About $3.3 billion of fiscal 2020 funds would be under the budget authority from Congress, while $2.8 billion would come from the user fees the FDA collects from drugmakers and the other industries the agency regulates.

Of the funds the FDA is requesting, $3.8 billion — $1.8 billion in budget authority and $1.9 billion in user fees — would be directed to the agency's activities involving medical product safety and availability.


The agency said its latest funding request aligns with the priorities outlined in its January 2018 Strategic Policy Roadmap.

The FDA wants to spend $55 million in fiscal 2020 on ongoing efforts to address the opioid crisis. Some of those funds would be devoted to additional lab needs for its international mail facilities initiative. The agency plans to increase its field and center operational capacity to review up to 100,000 packages annually.

Efforts to lower drug prices

The FDA is also planning to use $27 million to modernize its generic-drug review and approval processes and enable more consistent regulatory decision-making.
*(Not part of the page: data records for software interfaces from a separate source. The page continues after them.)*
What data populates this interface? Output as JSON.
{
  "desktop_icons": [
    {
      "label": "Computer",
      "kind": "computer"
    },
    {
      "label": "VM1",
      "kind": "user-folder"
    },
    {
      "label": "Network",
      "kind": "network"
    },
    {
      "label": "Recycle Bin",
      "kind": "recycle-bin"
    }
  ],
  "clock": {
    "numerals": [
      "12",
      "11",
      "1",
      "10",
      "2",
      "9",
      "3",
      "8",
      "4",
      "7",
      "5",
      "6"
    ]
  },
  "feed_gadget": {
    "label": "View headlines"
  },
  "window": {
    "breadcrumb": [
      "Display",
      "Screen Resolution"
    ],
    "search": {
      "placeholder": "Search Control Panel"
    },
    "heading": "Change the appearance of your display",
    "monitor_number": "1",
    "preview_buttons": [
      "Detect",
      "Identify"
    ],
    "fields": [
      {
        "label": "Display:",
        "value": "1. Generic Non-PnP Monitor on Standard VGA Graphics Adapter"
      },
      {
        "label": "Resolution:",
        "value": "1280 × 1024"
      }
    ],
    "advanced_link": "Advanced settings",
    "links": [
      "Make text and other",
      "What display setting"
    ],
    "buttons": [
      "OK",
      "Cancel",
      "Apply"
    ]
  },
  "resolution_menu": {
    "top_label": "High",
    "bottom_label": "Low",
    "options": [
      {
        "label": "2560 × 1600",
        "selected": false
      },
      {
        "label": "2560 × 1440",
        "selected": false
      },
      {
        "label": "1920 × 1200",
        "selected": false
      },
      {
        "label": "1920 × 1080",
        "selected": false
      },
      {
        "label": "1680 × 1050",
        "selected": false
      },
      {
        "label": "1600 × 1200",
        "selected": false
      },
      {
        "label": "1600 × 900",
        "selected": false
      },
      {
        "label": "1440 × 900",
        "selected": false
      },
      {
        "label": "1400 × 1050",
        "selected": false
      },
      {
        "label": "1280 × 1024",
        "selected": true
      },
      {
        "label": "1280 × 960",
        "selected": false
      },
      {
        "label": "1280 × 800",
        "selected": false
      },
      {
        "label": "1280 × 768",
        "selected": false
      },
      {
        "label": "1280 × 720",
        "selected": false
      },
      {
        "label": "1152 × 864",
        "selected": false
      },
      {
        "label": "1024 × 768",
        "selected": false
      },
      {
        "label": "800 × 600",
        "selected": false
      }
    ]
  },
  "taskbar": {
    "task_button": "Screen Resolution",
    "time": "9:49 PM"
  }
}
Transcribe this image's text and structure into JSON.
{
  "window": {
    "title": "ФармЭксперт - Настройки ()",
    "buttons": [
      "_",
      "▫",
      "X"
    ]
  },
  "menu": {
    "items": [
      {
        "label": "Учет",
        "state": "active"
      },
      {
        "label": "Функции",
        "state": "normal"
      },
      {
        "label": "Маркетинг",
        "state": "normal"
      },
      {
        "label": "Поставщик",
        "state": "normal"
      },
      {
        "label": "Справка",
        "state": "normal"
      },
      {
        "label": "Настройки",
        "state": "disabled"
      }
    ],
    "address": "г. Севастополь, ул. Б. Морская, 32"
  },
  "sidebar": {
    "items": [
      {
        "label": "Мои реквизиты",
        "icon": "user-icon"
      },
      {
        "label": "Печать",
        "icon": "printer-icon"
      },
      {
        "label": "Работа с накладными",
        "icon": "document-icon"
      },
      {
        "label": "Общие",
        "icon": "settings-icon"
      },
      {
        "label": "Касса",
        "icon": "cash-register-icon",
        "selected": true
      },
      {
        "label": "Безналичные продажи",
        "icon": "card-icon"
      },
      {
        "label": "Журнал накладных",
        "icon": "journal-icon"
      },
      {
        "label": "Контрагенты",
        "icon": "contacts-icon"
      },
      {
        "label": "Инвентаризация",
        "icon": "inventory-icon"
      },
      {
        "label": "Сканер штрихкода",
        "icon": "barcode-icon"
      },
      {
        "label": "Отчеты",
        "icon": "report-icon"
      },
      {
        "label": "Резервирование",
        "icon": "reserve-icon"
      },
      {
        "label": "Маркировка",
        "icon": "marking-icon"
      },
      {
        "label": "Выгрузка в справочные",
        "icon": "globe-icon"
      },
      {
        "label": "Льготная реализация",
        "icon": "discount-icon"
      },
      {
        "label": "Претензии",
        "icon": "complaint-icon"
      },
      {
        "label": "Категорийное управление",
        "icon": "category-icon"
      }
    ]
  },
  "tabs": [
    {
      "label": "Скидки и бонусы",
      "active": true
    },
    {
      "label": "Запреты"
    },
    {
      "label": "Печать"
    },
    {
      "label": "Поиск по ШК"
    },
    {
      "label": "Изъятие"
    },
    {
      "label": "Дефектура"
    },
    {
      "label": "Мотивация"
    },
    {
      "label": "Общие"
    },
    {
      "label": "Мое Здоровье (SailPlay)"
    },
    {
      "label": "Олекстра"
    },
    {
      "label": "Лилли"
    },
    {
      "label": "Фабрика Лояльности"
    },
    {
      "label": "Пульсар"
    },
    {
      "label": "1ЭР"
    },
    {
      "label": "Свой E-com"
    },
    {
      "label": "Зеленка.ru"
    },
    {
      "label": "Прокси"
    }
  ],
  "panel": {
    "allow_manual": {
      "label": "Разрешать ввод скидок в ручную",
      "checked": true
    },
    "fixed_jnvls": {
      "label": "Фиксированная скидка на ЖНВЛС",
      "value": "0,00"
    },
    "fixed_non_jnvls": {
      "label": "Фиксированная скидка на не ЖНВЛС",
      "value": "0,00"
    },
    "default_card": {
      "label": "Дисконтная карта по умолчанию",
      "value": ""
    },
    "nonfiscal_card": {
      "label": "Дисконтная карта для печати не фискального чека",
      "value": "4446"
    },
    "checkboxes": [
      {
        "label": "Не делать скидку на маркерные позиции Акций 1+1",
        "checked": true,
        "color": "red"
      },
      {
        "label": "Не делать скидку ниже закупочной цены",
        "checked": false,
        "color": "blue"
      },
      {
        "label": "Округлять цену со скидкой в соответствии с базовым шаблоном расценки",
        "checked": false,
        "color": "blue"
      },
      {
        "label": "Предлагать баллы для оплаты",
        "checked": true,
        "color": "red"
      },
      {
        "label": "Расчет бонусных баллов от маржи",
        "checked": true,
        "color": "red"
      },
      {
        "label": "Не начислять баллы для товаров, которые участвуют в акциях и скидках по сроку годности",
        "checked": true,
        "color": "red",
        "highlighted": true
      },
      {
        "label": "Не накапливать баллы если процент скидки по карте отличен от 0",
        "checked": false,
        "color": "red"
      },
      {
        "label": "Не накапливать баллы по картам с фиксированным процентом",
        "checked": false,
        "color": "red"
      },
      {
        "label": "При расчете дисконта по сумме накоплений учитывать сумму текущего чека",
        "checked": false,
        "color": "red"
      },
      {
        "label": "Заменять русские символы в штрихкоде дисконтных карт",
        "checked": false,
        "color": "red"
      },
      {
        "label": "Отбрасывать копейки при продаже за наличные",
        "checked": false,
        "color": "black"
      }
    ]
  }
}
The FDA's spending proposal would expand current efforts to streamline and automate the review of the drug quality section of the generic application to include other disciplines engaged in the assessments, leading to faster approval of the products — a key plank in the Trump administration's blueprint to lower Americans' costs on prescription medicines.

In the overall March 11 budget document, HHS had already noted that the FDA was aiming to reform its 180-day exclusivity process for generic companies, in which the first to file an application seeking approval of a cheaper version of a brand-name medicine is granted six months of market exclusivity.

The FDA wants to tweak that process, including clarifying the rules under which a company must forfeit the 180-day exclusivity. Making those changes could increase generic competition and choice for consumers, according to the agency.

Regulators also are asking for new authority to summarily deny citizen petitions the FDA has determined are shams aimed at impeding generic competition.

Cures Act boost

The FDA also noted that the 21st Century Cures Act authorized $75 million for the agency. The legislation, which was signed by President Barack Obama in December 2016, had set up a $500 million innovation account for the agency to be used over nine years.

The funds will help the FDA implement provisions to accelerate medical product innovation, reduce regulatory burden, enhance efforts for critical scientific and methodological research, and increase the involvement of patients and their perspectives in research and the medical product development process, the agency said.

The Cures Act also provided the FDA with new authorities to improve its ability to compete with industry and academia in hiring and retaining scientific experts.

Antibiotics and countermeasures

The 2016 law also created a regulatory pathway to facilitate the development and approval of antibacterial and antifungal drugs to treat serious or life-threatening infections in limited populations of patients with unmet needs.

The FDA noted that it already published draft guidelines last year for the recommended criteria, processes and other general considerations for demonstrating safety and effectiveness of drugs approved under the so-called LPAD pathway. The agency is under a mandate to finalize the guidelines by February 2020.

The FDA also requested $7 million to support its review and regulatory science capacity to facilitate medical countermeasures readiness to respond to chemical, biological, radiological, nuclear and emerging infectious disease threats.

Manufacturing and real-world evidence

The FDA is also asking Congress for $38.5 million to advance modern drug and biological product manufacturing technologies that have the potential to accelerate new, more targeted therapies, enhance product quality, allow the vaccine supply to be more easily ramped up on short notice and bolster stability in the U.S. drug supply to meet domestic and global needs.

New manufacturing platforms would also contribute to the development of personalized medicines and may help reduce the cost and uncertainty of adopting new manufacturing technologies, the FDA said.

The agency also is requesting $60 million to advance the use of real-world evidence and to support premarket evaluations and post-market safety of products.